I was 13 years old when Marc Lépine opened fire and murdered 14 women for being at engineering school when he wasn’t. He blamed feminism for the situation he was in, and murdered these women for being in non-traditional jobs, for being there.
Every year, the memorials I go to are different. Some are quiet - I remember several winters in the snow, holding candles and reciting names like a talisman against violence.
Geneviève Bergeron, 21 years old. Hélène Colgan, 24 years old. Nathalie Croteau, 24 years old.
When I was younger, they seemed impossibly mature and sophisticated. I used to imagine them laughing and enjoying university, cut down without warning. Now that I’m 35, they seem so young, and I wonder if they were afraid.

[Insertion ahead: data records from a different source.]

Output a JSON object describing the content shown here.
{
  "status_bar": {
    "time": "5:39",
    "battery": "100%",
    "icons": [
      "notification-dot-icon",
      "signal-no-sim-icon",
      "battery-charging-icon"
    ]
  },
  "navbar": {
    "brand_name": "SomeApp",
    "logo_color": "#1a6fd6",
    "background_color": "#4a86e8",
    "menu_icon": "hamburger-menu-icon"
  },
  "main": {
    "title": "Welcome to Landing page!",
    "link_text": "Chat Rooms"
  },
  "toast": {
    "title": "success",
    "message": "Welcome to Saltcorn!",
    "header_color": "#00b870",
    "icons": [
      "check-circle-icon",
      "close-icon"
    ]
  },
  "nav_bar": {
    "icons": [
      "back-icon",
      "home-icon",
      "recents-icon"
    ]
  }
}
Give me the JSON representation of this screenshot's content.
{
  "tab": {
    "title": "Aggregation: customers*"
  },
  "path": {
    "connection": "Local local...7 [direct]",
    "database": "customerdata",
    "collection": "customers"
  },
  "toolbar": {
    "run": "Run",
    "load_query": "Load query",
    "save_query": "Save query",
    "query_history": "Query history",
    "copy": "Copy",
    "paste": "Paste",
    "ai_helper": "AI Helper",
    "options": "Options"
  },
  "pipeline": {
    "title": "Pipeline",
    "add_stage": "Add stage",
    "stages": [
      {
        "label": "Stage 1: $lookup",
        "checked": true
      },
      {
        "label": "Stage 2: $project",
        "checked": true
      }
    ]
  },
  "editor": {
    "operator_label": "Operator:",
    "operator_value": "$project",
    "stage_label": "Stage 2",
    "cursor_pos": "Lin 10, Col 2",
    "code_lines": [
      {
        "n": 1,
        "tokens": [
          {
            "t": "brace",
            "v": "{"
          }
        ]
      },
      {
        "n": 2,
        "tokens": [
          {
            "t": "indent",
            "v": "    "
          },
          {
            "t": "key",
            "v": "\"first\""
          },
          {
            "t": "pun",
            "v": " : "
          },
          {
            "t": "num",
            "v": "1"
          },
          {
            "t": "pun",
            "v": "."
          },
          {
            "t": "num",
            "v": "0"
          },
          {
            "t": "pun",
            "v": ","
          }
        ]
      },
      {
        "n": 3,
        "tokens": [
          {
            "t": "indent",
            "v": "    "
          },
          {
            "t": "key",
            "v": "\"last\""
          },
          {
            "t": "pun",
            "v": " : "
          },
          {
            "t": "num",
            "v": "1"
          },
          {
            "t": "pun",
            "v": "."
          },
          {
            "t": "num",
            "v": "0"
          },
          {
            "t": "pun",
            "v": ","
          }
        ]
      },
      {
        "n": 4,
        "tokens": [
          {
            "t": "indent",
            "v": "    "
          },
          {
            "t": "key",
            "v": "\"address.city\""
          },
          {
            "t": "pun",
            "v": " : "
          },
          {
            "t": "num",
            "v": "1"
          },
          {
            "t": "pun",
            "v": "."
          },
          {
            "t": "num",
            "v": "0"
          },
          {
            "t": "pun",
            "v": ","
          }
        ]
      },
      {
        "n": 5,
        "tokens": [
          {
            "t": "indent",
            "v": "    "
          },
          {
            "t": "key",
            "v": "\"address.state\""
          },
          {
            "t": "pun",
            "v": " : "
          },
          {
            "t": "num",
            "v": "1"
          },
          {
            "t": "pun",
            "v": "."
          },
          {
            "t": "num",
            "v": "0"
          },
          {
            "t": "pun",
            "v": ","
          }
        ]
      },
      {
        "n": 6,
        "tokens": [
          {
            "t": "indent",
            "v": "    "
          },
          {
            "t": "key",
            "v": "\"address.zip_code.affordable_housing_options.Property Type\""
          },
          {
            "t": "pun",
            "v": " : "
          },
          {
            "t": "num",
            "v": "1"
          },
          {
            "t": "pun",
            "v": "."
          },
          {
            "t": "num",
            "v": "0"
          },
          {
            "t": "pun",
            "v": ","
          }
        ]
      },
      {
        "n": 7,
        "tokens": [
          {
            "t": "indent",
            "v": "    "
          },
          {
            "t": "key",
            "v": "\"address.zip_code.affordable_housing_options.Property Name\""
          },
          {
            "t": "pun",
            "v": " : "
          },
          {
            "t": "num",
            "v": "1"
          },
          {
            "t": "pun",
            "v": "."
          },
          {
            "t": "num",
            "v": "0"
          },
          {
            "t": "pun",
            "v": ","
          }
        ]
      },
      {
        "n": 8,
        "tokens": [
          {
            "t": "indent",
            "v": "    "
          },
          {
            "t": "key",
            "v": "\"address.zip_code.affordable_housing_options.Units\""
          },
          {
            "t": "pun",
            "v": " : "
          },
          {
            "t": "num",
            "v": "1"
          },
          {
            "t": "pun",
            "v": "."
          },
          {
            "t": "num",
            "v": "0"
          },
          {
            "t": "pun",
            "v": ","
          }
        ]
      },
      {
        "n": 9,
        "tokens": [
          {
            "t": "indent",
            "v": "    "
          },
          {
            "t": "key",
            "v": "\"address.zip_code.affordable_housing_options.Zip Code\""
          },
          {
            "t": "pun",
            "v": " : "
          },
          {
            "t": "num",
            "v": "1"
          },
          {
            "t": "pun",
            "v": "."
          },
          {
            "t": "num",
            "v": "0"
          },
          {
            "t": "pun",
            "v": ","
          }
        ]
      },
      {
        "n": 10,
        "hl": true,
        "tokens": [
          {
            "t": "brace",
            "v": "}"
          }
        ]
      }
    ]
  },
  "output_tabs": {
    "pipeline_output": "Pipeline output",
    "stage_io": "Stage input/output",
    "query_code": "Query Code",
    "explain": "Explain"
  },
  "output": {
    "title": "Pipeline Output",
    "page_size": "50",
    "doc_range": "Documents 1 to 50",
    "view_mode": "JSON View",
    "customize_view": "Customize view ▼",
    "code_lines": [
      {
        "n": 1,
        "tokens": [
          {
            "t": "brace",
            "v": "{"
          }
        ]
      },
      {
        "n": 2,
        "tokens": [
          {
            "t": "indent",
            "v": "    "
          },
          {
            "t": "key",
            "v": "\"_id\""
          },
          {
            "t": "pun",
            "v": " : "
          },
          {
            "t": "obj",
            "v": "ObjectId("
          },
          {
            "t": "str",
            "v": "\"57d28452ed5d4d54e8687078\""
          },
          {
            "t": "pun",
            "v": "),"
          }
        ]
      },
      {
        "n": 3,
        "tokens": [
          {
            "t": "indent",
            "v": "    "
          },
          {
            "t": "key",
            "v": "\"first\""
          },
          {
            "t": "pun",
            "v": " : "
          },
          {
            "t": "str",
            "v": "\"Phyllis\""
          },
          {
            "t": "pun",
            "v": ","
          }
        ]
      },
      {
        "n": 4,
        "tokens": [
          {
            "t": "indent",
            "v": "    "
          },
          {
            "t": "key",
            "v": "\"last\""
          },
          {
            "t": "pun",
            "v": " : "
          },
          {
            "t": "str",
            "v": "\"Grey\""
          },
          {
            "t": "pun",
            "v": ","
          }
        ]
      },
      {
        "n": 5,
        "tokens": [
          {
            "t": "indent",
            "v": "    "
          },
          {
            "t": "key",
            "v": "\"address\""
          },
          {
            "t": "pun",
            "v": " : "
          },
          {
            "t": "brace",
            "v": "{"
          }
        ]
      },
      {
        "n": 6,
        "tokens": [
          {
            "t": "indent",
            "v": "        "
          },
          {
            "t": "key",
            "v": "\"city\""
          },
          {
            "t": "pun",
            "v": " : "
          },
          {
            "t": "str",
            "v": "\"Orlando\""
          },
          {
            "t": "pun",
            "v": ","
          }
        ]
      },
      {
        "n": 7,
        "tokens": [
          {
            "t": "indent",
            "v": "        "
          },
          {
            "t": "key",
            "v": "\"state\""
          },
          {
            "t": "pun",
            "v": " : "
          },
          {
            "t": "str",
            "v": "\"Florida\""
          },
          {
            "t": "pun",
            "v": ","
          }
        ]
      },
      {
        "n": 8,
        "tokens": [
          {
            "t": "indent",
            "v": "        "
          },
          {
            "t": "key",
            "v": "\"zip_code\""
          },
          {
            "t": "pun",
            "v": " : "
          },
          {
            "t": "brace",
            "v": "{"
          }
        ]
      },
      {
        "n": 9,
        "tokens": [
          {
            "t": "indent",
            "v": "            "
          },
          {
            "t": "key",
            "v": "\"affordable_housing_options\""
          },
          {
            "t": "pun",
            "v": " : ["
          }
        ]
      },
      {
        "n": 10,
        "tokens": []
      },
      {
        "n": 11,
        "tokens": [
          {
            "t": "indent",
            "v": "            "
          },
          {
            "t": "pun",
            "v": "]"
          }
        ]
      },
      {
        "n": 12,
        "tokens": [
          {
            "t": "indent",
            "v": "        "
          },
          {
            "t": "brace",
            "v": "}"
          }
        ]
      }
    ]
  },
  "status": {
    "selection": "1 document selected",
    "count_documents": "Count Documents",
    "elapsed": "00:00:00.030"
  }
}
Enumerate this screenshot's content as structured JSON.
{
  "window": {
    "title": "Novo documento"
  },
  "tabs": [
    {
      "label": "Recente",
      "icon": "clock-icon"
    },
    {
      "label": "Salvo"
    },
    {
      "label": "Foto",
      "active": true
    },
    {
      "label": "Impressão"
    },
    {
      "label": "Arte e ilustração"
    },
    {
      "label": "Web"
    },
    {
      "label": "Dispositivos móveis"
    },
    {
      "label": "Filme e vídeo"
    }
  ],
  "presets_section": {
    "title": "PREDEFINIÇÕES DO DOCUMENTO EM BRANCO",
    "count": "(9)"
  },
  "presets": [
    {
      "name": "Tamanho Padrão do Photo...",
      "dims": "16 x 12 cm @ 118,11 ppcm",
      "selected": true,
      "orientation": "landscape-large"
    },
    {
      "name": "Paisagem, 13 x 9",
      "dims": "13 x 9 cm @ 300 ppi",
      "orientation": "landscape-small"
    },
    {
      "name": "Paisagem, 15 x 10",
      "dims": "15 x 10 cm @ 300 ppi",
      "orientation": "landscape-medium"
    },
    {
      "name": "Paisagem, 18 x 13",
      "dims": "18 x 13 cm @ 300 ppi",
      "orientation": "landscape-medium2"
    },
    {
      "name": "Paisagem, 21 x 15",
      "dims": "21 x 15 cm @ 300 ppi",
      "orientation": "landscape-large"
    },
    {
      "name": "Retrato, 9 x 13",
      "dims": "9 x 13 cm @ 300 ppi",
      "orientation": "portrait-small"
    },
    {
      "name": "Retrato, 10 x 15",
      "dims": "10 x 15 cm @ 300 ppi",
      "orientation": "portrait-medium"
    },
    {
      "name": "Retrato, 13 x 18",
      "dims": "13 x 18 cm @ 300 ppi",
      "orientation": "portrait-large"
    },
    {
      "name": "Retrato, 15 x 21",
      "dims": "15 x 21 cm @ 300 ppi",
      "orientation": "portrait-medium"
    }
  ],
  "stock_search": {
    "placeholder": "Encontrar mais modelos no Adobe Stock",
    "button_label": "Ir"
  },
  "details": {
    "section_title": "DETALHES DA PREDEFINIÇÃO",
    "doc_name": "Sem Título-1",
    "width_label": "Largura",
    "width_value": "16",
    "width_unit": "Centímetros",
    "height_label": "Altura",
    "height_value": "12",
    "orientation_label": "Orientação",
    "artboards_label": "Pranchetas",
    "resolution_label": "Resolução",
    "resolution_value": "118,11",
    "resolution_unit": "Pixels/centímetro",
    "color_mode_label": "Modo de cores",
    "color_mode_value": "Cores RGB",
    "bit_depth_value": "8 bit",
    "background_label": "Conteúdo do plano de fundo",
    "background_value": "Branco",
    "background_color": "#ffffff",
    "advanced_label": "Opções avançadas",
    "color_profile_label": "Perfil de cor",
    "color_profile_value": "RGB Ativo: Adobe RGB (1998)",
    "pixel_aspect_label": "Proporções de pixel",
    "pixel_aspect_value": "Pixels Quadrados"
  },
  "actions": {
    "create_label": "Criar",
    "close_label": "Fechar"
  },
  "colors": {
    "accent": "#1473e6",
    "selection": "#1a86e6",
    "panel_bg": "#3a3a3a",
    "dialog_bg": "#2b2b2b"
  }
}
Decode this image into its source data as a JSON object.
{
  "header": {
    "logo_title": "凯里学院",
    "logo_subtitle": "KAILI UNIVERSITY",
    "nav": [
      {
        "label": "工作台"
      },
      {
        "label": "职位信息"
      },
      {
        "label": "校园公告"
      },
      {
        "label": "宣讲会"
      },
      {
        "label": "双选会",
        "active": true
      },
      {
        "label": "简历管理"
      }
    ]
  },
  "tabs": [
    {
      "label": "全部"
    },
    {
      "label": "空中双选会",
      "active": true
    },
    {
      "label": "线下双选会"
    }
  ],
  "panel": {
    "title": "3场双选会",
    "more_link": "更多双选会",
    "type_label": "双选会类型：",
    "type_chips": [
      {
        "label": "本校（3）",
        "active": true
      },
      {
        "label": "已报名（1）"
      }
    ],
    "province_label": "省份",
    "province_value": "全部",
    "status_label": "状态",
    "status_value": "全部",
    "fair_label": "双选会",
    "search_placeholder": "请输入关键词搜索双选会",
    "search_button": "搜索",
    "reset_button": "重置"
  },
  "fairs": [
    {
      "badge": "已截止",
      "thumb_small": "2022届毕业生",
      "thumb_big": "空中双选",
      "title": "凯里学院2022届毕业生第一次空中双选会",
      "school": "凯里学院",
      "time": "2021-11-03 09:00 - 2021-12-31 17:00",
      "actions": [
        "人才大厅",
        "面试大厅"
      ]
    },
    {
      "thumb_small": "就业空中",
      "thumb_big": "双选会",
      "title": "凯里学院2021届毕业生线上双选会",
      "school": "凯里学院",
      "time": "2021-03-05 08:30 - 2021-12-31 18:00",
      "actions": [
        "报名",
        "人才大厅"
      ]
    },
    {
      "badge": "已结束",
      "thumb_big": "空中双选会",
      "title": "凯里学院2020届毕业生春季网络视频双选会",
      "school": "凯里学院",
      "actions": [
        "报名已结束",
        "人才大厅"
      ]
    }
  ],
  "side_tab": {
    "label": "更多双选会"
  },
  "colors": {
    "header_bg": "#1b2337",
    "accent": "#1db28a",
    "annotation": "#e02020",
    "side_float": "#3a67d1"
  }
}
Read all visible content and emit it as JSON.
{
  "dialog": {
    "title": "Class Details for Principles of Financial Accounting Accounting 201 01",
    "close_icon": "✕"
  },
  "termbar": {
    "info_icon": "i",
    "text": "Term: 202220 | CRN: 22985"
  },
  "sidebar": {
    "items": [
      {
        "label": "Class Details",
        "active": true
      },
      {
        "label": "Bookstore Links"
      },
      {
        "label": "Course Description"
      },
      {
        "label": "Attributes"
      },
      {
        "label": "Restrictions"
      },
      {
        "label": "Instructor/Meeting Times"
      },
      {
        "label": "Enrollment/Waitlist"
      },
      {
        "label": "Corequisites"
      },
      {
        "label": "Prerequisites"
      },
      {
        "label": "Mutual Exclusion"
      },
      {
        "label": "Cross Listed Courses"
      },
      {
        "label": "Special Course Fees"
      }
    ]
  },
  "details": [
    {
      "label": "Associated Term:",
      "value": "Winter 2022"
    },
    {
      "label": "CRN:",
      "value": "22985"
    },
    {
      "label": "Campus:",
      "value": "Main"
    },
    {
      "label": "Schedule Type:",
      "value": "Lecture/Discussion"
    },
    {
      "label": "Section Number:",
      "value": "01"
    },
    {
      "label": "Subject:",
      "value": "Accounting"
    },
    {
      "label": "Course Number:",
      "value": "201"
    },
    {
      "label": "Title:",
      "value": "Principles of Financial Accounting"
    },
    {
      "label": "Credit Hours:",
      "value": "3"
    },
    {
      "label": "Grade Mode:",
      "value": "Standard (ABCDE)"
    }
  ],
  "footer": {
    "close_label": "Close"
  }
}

The first being that its script was written by a woman. (Not new for Disney, but still a welcome fact.)
The second being that it’s the first female-male directing partnership Disney Animation has ever had. (With the first female director who has ever fully directed an animated feature at Pixar/Disney.) (I should point out that most Disney animated features have directing partnerships.)
The third being that the song-writing team is a husband and wife pairing.
The fourth being that the film’s two major protagonists are female, and both carry equal weight in the film.
The fifth being that the film ultimately revolves around the relationship between two sisters—and (spoiler alert!) in the end, neither of them need a man to rescue them or solve their problems.
The sixth being that it’s film about a young girl who is told all her life to restrain herself and “be the good girl” she’s told to be, and learns that ultimately, being true to herself is the only thing that matters. (The anthem song is called “Let it Go”.)
The seventh being that it’s a Disney princess film that deconstructs Disney princess films—all without shaming sociotypical femininity or glorifying masculinity.
It’s not the most amazing animated feature you’ve ever seen, and it’s not a perfect feminism manifesto, but Frozen is a film that takes some pretty awesome strides in gender inequality behind the scenes and breaking out of gender roles onscreen. If you were planning on ignoring it because of that “all girls look the same” fiasco, as I was, I urge you to reconsider and go support it for the step forward I think it is. :) Let’s get some more female-directed animated features out there!
“The term boy is reserved for young males, bellhops, and car attendants, and as a putdown to those males judged inferior. “Boy” connotes immaturity and powerlessness.
On the other hand, women of all ages may be called “girls.” Grown females “play bridge with the girls” and indulge in “girl talk.” They are encouraged to remain childlike, and the implication is that they are basically immature and without power.”—Gender Stereotyping in the English Language, Laurel Richardson (via art-is-bodies)
dance teacher Grantaire showing an intensely embarrassed Enjolras how to waltz
dance teacher Grantaire running a weekend class with cute little kiddies
dance teacher Grantaire helping a terrified-of-messsing-up Marius learn the steps for the first dance at his wedding
dance teacher Grantaire being extra brilliant in a fight because he’s nimble and graceful and did you know people who do ballet are absurdly strong and flexible because Bahorel didn’t before their playfight and now he’s on the floor